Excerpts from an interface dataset
--- START ---
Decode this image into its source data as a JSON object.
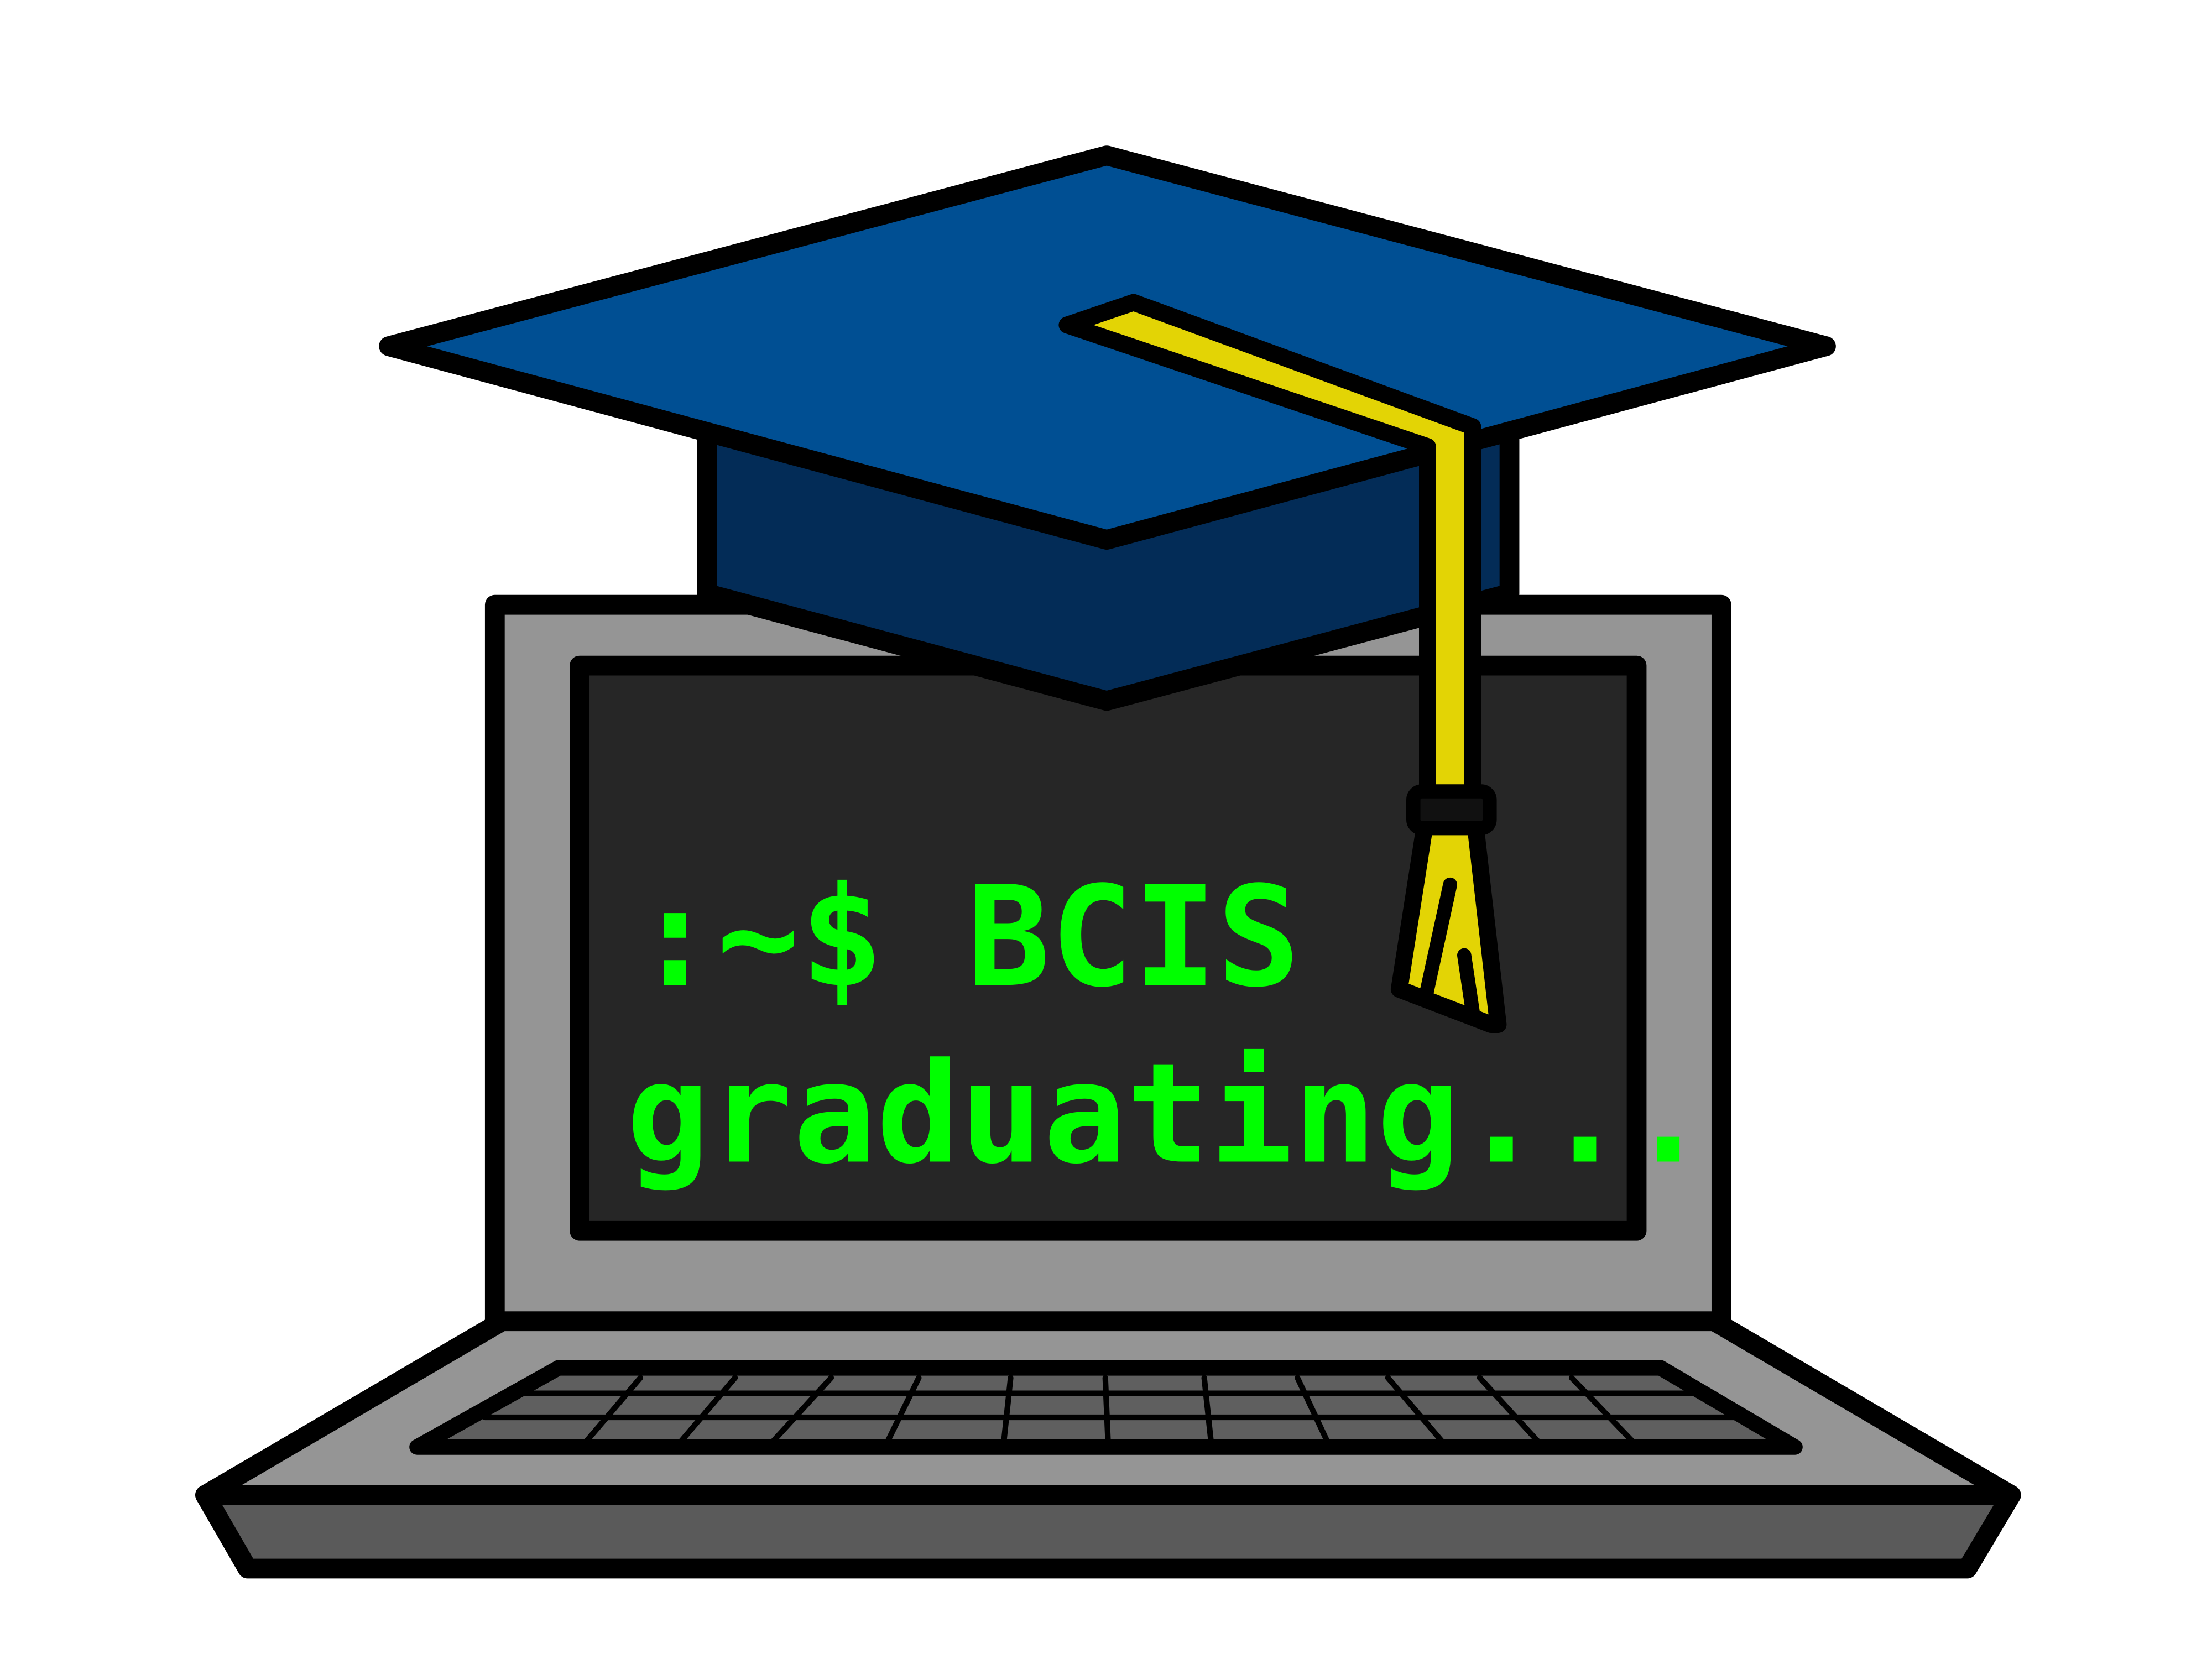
{
  "terminal": {
    "line1": ":~$ BCIS",
    "line2": "graduating..."
  },
  "colors": {
    "background": "#ffffff",
    "outline": "#000000",
    "laptop_body": "#959595",
    "laptop_base_front": "#5a5a5a",
    "keyboard": "#5f5f5f",
    "screen": "#262626",
    "terminal_text": "#00ff00",
    "cap_top": "#004f93",
    "cap_band": "#032c57",
    "tassel": "#e3d405"
  },
  "icons": {
    "cap": "graduation-cap-icon",
    "laptop": "laptop-icon",
    "tassel": "tassel-icon"
  }
}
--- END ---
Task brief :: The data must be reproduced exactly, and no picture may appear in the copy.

Exercise solution ::
Decode this image into its source data as a JSON object.
{
  "terminal": {
    "line1": ":~$ BCIS",
    "line2": "graduating..."
  },
  "colors": {
    "background": "#ffffff",
    "outline": "#000000",
    "laptop_body": "#959595",
    "laptop_base_front": "#5a5a5a",
    "keyboard": "#5f5f5f",
    "screen": "#262626",
    "terminal_text": "#00ff00",
    "cap_top": "#004f93",
    "cap_band": "#032c57",
    "tassel": "#e3d405"
  },
  "icons": {
    "cap": "graduation-cap-icon",
    "laptop": "laptop-icon",
    "tassel": "tassel-icon"
  }
}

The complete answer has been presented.